### Work item
Search each line of the data for the word "index"; copy every line where it is found.

### Listed records
::::::::::
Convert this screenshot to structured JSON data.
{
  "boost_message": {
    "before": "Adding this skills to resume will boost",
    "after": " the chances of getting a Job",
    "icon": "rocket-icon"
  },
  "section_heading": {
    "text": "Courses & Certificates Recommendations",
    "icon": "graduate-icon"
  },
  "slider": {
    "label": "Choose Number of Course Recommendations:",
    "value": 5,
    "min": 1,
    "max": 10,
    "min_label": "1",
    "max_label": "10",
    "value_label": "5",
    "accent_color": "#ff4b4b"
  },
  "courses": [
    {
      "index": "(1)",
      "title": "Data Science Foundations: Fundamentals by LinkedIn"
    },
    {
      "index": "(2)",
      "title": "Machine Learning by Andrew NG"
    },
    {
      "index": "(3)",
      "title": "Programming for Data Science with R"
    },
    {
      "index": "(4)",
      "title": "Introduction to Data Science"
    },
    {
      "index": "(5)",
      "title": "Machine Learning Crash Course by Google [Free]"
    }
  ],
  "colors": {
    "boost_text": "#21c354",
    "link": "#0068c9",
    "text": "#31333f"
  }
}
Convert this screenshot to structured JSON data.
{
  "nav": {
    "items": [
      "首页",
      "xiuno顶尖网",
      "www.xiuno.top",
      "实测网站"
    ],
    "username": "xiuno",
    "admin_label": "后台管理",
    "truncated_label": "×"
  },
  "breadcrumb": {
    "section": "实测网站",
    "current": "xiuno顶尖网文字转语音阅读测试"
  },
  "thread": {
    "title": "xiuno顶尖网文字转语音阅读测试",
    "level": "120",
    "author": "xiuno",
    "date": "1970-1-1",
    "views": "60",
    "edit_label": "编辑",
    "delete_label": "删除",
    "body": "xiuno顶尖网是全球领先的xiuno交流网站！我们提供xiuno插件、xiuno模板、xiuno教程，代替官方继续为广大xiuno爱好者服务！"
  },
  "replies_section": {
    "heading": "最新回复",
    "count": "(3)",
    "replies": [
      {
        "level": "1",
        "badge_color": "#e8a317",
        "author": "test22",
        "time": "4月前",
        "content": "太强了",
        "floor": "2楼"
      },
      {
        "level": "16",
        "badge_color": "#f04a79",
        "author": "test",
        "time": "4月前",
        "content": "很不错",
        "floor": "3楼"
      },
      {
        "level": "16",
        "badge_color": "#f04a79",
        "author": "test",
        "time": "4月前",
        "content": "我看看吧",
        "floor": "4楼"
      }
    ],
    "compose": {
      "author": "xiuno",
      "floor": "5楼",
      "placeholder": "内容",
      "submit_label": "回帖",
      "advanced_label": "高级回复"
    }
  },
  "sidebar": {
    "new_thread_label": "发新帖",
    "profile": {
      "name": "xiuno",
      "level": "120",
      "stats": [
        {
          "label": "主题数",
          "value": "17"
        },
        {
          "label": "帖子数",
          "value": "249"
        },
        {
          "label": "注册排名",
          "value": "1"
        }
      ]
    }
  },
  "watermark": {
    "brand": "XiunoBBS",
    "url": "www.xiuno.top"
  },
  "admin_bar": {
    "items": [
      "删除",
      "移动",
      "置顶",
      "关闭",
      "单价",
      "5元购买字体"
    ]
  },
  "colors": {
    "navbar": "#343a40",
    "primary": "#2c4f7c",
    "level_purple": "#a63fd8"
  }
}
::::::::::
### Expected answer
      "index": "(1)",
      "index": "(2)",
      "index": "(3)",
      "index": "(4)",
      "index": "(5)",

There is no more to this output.